Game Development Reference

In-Depth Information

two data points and has a nonzero, fixed value. Therefore, the equation can be rewritten

as:

(f(x+h) - f(x)) / h = ∆f(x)/h

where ∆
f
(
x
) is the position at the second timestamp minus the position at the first

timestamp, and
h
is the difference in time. This is relatively straightforward, as we are

just calculating the distance traveled divided by the time it took to travel that distance.

This is the definition of average velocity.

Note that because we are finding the average velocity between the two data points, if the

time delta,
h
, is too large, this will not accurately approximate the instantaneous velocity

of the object. You may be tempted to push whatever hardware you have to its limit and

get the highest possible sampling rate; however, if the time step is too small, the sub‐

traction of one displacement from another will result in significant round-off error

using floating-point arithmetic. You must take care to ensure that when you're selecting

a timestamp, (
t[i] + h
)
- t
[
i
] is exactly
h
. For more information on tuning these param‐

eters, refer to the classic
Numerical Recipes in C
. The function to find velocity from our

data structure would be as follows. Note that in our notation,
t
[
i
−
1
] is behind in time

compared to
t
[
i
], so we are using the backward form. Your program needs to ensure

that
t
[
i
−1] exists before executing this function:

Vector findVelocity (x[i-1], y[i-1], z[i-1], t[i-1], x[i], y[i], z[i], t[i]){

float vx, vy, vz;

vx = (x[i] − x[i-1])/(t[i]-t[i-1]);

vy = (y[i] − y[i-1])/(t[i]-t[i-1]);

vz = (z[i] − z[i-1])/(t[i]-t[i-1]);

vector velocity = {vx, vy, vz};

return velocity;

}

To compute the acceleration vector, we need to compare two velocities. However, we

note that to get a velocity, we need two data points. Therefore, a total of three data points

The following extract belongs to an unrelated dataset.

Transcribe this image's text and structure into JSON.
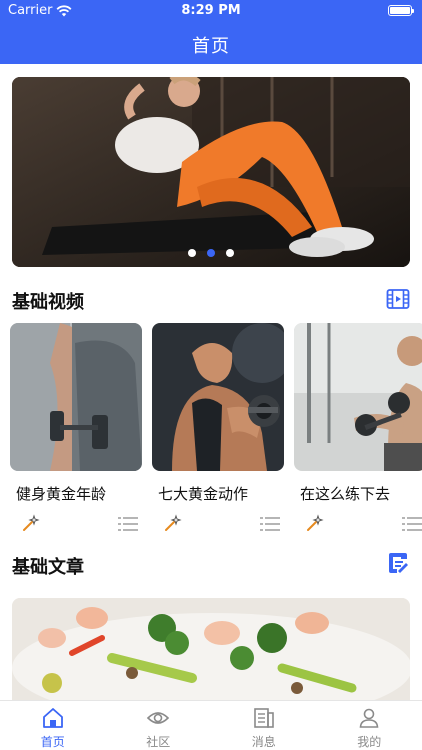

is required. The acceleration we solve for will actually be the acceleration for the middle

data point as we compare the backward and forward difference. This technique is named

the
second-order central difference
. In general, that form is as follows:

f''(x) = (f(x+2h) - 2f(x+h) + f(x)) / h
2

This allows you to compute the acceleration directly without first finding the velocities.

Here again,
f
(
x
) is the position reported by the sensor and
h
is the time step between

data points. The same discussion of
h
applies here as well. Some tuning of the time step